GIVEN ENTRIES:
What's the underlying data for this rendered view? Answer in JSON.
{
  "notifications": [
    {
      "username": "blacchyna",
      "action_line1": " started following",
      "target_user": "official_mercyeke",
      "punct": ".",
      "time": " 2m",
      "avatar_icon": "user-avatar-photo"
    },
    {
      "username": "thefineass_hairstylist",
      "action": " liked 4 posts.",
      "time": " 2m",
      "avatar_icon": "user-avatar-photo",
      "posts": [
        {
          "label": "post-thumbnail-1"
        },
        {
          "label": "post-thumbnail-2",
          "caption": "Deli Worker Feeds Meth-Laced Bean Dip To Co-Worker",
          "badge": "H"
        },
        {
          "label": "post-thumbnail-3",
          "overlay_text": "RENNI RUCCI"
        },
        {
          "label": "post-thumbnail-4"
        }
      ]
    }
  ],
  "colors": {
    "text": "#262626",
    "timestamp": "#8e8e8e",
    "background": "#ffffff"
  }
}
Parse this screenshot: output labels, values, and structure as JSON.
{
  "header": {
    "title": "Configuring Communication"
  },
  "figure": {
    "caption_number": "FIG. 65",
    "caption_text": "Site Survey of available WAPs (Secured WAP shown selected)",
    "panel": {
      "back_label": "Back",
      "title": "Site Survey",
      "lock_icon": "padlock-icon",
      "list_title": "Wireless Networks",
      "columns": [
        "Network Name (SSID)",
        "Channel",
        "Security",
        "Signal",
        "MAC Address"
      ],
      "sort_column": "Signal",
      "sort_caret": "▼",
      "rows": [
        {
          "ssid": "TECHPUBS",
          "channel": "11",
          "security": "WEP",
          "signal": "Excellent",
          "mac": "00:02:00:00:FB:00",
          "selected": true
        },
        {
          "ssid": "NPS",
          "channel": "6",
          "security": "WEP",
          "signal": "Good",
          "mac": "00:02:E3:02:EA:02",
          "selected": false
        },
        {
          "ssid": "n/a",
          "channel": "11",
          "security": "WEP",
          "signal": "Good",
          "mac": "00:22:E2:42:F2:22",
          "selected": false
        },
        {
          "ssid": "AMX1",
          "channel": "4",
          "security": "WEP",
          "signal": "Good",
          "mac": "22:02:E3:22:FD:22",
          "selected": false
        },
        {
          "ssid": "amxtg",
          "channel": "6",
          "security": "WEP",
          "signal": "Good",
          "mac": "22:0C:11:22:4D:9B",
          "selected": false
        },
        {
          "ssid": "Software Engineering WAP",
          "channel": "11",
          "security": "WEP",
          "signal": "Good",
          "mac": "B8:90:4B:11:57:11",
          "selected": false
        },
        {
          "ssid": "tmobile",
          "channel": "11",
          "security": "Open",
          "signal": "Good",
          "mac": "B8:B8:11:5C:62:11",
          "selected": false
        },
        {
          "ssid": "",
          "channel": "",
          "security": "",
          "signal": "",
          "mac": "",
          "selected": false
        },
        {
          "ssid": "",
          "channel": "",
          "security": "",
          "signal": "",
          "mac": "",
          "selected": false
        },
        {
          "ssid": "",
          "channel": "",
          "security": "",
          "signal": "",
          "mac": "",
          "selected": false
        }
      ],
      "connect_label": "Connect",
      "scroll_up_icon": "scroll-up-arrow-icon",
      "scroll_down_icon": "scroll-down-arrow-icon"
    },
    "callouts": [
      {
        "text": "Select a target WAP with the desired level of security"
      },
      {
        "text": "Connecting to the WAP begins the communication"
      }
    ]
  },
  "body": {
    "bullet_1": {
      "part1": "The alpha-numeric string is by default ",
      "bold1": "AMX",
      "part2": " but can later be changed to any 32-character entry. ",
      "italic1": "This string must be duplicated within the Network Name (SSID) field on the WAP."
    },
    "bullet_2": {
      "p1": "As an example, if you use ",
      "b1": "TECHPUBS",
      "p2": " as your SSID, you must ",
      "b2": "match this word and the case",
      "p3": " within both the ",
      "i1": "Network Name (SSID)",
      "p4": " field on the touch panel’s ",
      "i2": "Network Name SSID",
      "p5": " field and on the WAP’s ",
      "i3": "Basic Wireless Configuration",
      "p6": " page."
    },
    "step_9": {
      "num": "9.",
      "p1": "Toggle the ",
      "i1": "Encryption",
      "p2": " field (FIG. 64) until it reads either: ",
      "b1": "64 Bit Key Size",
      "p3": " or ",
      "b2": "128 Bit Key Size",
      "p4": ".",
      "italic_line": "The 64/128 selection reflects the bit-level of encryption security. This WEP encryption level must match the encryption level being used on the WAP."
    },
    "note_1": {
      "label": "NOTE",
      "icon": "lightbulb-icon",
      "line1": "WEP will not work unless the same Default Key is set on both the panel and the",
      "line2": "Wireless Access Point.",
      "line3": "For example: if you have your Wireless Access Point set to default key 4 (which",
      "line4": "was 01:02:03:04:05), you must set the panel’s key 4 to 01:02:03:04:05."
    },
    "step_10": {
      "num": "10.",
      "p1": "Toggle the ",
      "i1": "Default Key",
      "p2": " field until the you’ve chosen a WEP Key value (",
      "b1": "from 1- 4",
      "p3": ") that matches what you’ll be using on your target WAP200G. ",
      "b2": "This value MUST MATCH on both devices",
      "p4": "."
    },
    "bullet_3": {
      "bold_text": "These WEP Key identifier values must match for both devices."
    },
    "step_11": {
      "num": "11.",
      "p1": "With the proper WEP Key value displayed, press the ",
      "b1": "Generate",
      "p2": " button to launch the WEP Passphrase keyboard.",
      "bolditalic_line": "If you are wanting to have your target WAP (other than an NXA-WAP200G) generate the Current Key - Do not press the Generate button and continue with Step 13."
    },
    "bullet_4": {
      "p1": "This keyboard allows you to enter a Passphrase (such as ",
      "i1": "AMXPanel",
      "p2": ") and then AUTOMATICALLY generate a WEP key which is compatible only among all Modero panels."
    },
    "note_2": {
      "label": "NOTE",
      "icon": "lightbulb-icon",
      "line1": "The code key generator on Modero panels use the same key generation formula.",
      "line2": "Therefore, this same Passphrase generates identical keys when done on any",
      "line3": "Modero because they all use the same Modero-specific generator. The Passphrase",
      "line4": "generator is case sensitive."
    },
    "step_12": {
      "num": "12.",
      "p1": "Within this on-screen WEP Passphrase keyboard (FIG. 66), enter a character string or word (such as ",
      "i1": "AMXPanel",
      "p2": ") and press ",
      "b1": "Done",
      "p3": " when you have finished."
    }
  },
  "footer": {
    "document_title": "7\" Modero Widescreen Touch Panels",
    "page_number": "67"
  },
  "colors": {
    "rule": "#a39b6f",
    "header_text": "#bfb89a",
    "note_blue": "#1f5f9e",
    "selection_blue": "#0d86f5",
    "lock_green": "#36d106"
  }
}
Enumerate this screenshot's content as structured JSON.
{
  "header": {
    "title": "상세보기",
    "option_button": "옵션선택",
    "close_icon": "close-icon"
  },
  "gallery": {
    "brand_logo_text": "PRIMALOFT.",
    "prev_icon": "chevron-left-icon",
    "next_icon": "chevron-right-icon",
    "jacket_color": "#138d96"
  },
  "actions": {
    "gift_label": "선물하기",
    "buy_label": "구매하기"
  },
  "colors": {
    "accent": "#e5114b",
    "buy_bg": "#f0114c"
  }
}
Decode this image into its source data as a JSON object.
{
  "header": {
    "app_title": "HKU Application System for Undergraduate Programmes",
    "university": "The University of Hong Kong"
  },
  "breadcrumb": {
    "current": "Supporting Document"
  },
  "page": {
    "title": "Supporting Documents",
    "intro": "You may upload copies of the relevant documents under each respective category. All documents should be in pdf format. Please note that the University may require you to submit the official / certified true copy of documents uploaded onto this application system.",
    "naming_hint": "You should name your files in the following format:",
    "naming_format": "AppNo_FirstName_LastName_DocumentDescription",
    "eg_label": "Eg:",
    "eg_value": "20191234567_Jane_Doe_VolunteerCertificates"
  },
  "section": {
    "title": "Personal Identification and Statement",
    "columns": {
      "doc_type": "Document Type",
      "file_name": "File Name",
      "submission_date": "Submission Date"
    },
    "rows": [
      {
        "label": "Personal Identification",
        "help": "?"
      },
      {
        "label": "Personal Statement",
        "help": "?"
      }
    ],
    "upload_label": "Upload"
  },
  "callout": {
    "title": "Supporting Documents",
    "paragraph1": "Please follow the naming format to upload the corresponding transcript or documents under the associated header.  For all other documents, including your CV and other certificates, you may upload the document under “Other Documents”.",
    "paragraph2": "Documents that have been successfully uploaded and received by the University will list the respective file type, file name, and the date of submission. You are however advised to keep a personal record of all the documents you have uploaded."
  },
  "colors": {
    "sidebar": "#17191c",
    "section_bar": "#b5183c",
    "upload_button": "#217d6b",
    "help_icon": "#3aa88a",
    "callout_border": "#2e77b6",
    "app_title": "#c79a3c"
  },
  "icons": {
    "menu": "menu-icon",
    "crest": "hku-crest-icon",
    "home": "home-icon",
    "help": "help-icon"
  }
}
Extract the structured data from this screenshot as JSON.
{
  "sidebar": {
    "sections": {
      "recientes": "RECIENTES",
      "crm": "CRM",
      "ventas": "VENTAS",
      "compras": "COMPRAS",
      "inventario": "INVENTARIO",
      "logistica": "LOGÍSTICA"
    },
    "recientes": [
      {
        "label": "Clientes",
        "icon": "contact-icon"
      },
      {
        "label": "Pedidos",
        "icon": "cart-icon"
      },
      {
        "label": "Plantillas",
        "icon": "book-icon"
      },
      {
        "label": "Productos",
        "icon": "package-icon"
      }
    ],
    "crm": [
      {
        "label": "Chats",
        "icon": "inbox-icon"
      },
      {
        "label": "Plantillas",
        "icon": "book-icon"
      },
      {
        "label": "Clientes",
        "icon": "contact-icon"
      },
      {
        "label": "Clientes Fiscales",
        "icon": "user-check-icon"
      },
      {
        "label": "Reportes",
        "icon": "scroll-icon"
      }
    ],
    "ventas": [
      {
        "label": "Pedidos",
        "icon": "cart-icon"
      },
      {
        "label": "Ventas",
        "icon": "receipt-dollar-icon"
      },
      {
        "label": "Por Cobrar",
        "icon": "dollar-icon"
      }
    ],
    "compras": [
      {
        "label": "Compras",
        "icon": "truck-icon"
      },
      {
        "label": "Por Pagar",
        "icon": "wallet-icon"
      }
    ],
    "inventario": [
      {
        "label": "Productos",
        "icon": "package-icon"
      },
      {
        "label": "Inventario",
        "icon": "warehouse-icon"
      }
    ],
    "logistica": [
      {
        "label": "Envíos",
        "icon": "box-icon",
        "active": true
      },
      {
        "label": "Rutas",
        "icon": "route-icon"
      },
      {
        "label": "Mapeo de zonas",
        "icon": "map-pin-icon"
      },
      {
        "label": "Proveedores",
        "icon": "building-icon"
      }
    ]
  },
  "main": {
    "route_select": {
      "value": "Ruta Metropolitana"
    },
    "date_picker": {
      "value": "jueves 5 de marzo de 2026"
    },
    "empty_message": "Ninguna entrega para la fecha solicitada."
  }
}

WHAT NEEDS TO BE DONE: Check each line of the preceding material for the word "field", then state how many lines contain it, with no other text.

ANSWER TO THE EXERCISE: 5